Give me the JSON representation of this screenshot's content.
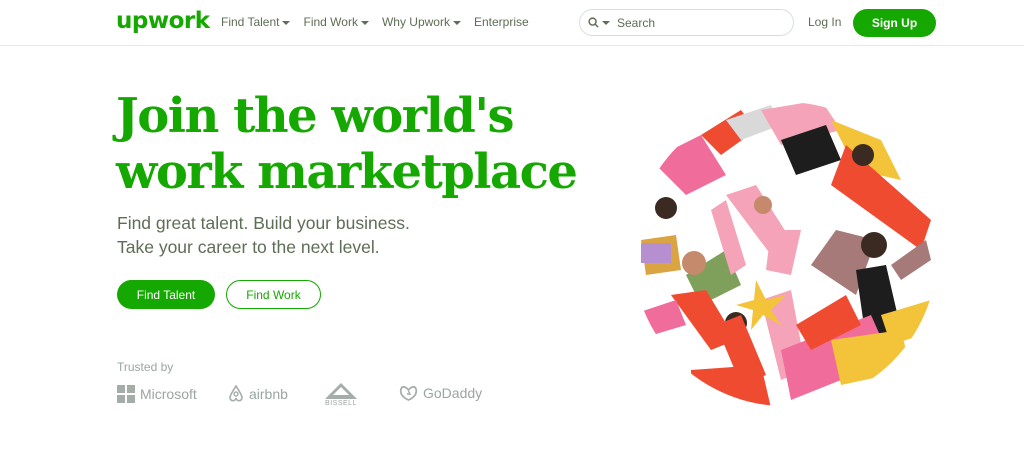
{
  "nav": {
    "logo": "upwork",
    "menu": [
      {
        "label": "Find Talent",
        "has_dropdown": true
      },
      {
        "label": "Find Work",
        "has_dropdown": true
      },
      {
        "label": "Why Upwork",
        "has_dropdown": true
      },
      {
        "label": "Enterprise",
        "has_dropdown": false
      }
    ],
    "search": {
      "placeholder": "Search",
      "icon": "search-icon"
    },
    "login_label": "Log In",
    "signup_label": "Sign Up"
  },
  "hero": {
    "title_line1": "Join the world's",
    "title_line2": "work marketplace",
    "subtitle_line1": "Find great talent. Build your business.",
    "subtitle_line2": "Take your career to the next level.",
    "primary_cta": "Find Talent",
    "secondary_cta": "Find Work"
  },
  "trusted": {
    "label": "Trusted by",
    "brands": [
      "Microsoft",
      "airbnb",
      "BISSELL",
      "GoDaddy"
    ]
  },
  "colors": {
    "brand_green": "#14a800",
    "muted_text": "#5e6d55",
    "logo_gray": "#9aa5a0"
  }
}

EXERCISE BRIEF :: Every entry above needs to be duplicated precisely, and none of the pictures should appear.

SOLUTION TO THIS EXERCISE ::
Give me the JSON representation of this screenshot's content.
{
  "nav": {
    "logo": "upwork",
    "menu": [
      {
        "label": "Find Talent",
        "has_dropdown": true
      },
      {
        "label": "Find Work",
        "has_dropdown": true
      },
      {
        "label": "Why Upwork",
        "has_dropdown": true
      },
      {
        "label": "Enterprise",
        "has_dropdown": false
      }
    ],
    "search": {
      "placeholder": "Search",
      "icon": "search-icon"
    },
    "login_label": "Log In",
    "signup_label": "Sign Up"
  },
  "hero": {
    "title_line1": "Join the world's",
    "title_line2": "work marketplace",
    "subtitle_line1": "Find great talent. Build your business.",
    "subtitle_line2": "Take your career to the next level.",
    "primary_cta": "Find Talent",
    "secondary_cta": "Find Work"
  },
  "trusted": {
    "label": "Trusted by",
    "brands": [
      "Microsoft",
      "airbnb",
      "BISSELL",
      "GoDaddy"
    ]
  },
  "colors": {
    "brand_green": "#14a800",
    "muted_text": "#5e6d55",
    "logo_gray": "#9aa5a0"
  }
}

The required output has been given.